planned to be examined by a doctor.
Cheney has had four heart attacks,
the first when he was 37. In 1988, he
had quadruple bypass surgery to clear
Reiner said Cheney probably could
fully return to his work "later in the
Reiner said the vice president had
been "exceedingly diligent" in follow-
ing both dietary and exercise recom-
mendations, including essentially
eliminating red meat from his diet.
"He has very nicely adhered to what
we wanted him to do," Reiner said.
After Cheney arrived at the hospital
yesterday, he underwent a cardiac
catheterization to determine what was
causing the chest pains.
In that procedure, doctors insert a
flexible tube into a leg vessel, and it is
run from there up to the target artery
supplying blood to the heart. At that
point, dye is injected. The dye shows up
on an X-ray or fluoroscope, enabling
doctors to see the flow of blood through
Continued from Page 1
labor organization supported the
living wage because of the benefits
it offered workers.
"Every public entity has a respon-
sibility to pay its workers and con-
tracted workers above the poverty
line," Romer-Friedman said.
"It is indefensible for the Univer-
sity of Michigan or the city of Ann
Arbor to pay less," he said.
Romer-Friedman added that many
students rely on city jobs to offset
the costs of their education.
"As students we have a duty to
stand in solidarity with all workers
and Ann Arbor to promote livable
wages," Romer-Friedman said.
The Ann Arbor City Council also'
passed a resolution requesting ther
University to study the impacts of:
the living wage.
"This is a golden opportunity to.
allow us to look at it (the living,
wage)," Johnson said.
"No one can be absolutely certain
that the benefits outweigh the
Johnson said if studies show the
living wage has an adverse effect 6n
the city, the council would revisit
the issue in a few years. -
Continued from Page 1
LSA sophomore Bill Johnson said. "I
don't know what their financial situa-
tion is, but it doesn't seem that bad off
that they need to raise prices - espe-
cially for students."
As an LSA senior, Ken Stroger
said he is not as concerned, because
he will not be purchasing tickets for,!
next year. He is more accepting, of
the possibility for an increase.
"You can't run a program if you
don't have any money," he said.
"It's not like they're that unrea-
sonably priced, even with the
increase compared to other schools."
Continued from Page 1
ceries, snow shovels and videos, strip-
ping shelves bare in some stores.
"It's like they're never going to eat
again," Mavis McLynn said as she
shopped at a supermarket in Philadel-
The heaviest snowfall from the
slow-moving storm was expected
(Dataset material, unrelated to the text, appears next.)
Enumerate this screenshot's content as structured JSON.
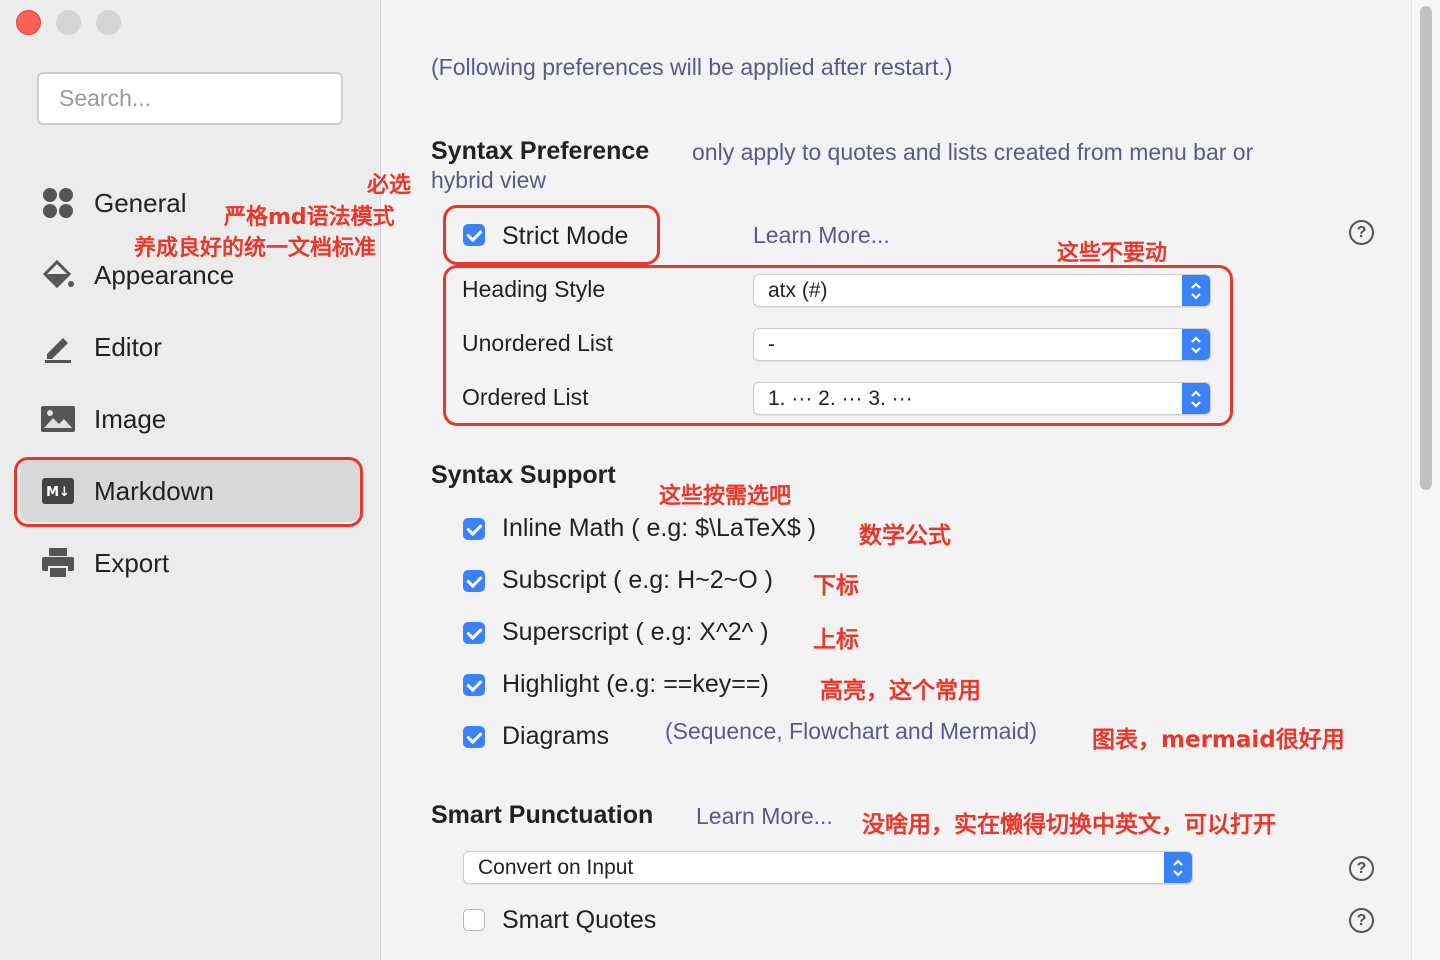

today, but by yesterday a foot or more
had already fallen in upstate New
York and northeastern Pennsylvania.
Elsewhere, sleet and freezing rain
glazed sidewalks and highways.
Meteorologists warned that the
storm could be similar to the blizzard
kids at home. In Boston, some 62,000
youngsters got the day off. Philadel-
phia schools closed early, and hun-
dreds of thousands of students were
Airlines canceled hundreds of
flights at the New York metropolitan
area's LaGuardia, Kennedy and
Newark airports, and more than 400
flights were called off at Boston's air-
port. Swissair grounded flights that
would have carried about 1,600 pas-
sengers to and from Europe yesterday.
Despite days of warnings from fore-
casters, some travelers wound up
stranded at airports.
"I've been here so long it seems
like years," said Joshua McKinley, 21,